On the occasion of Scribner’s publication of the “Restored Edition” of A Moveable Feast, Gioia Diliberto, biographer of Ernest Hemingway’s wife Hadley, writes of her discovery of the Hadley Hemingway tapes.Sarah Schmelling’s McSweeney’s piece “Hamlet (Facebook News Feed Edition)” has spawned a book Ophelia Joined the Group Maidens Who Don’t Float: Classic Lit Signs on to Facebook, the canon retold in social networking parlance.Speaking of the canon, The Second Pass plays devil’s advocate and tells us which of history’s most praised books are best avoided. (We will pass over in silence the inclusion of One Hundred Years of Solitude.)Mark Athitakis writes about the National Book Award in 1980, “an interesting time for the prize.” The previous year, publishers pulled out of the awards, contending according to an NYT article, “the awards favored little-read books.” (This criticism resurfaced in 2004.) After 1980, the festivities ballooned to eight fiction categories before eventually being scaled back in subsequent years. (via Maud)In Slate, Nathaniel Rich wonders why “the most peaceful people on earth [Scandinavians] write the greatest homicide thrillers.”The “Significant Objects project,” in which worthless trinkets are sold on eBay along with original fiction written about said worthless trinkets, has launched. Participants include Curtis Sittenfeld, Lydia Millet, Matthew Sharpe, Sam Lipsyte, and a few dozen others. The eBay auctions can be found here.
“For me, authenticity of setting is a kind of sine qua non for the feeling that a scene has been correctly done. I become unnerved if I haven’t got a ground plan, don’t know where my characters are. It’s a matter of personal psychology, I guess.
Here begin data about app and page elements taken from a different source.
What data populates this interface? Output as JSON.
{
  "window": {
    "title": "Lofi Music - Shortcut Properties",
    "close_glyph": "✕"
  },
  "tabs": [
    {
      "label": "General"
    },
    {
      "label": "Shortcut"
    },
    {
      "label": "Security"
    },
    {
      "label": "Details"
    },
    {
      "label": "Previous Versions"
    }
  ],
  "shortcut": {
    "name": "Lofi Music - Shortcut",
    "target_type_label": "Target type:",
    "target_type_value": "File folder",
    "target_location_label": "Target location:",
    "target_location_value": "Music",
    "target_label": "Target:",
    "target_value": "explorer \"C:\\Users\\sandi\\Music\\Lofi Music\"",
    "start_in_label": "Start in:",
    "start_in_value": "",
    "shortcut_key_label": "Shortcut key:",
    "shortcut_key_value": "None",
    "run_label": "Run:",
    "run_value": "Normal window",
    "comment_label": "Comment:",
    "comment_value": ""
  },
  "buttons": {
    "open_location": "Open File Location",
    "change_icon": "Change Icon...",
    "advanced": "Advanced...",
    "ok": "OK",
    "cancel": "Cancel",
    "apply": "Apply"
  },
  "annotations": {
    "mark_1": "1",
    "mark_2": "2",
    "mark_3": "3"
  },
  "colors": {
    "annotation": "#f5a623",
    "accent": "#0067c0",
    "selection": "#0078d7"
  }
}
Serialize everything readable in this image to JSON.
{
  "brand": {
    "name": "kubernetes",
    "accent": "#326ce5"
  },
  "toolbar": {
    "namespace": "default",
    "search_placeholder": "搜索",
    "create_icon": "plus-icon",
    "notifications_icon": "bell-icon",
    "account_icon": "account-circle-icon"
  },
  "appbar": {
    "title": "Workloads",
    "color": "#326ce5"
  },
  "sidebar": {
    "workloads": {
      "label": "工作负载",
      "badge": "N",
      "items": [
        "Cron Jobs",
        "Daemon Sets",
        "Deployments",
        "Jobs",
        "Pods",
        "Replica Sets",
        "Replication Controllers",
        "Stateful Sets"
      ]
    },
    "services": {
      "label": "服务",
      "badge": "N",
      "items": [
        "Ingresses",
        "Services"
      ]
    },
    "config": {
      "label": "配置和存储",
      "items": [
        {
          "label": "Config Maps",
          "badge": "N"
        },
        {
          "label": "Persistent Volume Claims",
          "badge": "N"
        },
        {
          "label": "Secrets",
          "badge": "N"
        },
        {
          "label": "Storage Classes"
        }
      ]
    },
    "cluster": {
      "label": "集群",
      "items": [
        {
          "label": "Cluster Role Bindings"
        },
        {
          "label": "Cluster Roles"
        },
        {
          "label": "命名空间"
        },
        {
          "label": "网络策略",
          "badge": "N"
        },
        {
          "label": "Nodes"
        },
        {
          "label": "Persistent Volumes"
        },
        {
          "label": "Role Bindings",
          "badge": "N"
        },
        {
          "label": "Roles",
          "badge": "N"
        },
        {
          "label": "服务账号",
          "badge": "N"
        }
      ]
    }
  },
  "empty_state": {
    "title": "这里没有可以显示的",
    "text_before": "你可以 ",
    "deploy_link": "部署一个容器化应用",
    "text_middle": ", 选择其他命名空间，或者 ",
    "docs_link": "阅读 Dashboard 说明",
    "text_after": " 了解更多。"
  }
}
I’ve always collected notes on settings. Most, of course, I’ll never use.” At the Tin House blog, Tim Horvath talks shop with Norman Rush.